System Recovery Test – This test checks the speed at which a DUT recovers from an overload condition. It is performed by sending a stream of frames at a rate 110% of the recorded throughput rate for at least 60 seconds, stressing the DUT with high traffic. At time stamp A, frame rate is reduced to 50 % of the above rate and time of the last frame that was lost due to high traffic is recorded (time stamp B). The system recovery time is determined by subtracting time stamp B from time stamp A.
RFC 2544 primarily describes non-meshed traffic which means that the test frames are offered to a single port and addressed to a single output port on a switch under test for both uni-directional and bi-directional traffic. RFC2889 on the other hand provides methodology for testing switches with partially meshed and fully meshed traffic patterns. In a fully meshed pattern all ports offer traffic destined to all other ports on a switch under test whereas in partially meshed traffic scenario, one test port send traffic to many ports and vice versa.
More comprehensive tests are outlined in RFC2889 which provides methodology for testing switches with partially meshed and fully meshed traffic patterns.
Partially meshed traffic pattern means that frames are offered to one or more input interfaces of a switch and addressed to one or more output interfaces where input and output interfaces are mutually exclusive and mapped one-to-many, many- to-one or many-to-many.
Fully Meshed Traffic pattern means that frames are offered to a designated number of interfaces of a switch such that each one of the interfaces under test receives frames addressed to all of the other interfaces under test.

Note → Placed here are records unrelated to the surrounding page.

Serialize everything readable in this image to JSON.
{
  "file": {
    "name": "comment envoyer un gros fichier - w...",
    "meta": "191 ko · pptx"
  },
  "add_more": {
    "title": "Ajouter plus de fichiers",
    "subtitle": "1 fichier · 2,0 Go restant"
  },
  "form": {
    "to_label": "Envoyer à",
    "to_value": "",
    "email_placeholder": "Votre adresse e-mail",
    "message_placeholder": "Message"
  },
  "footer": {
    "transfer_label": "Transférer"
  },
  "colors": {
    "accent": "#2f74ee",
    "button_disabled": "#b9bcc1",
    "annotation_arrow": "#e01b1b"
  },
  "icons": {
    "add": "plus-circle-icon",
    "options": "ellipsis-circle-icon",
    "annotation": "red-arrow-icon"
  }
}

This is to be continued in our next newsletter….
Don’t hesitate to contact OSD Systems Engineers for any further information on this subject.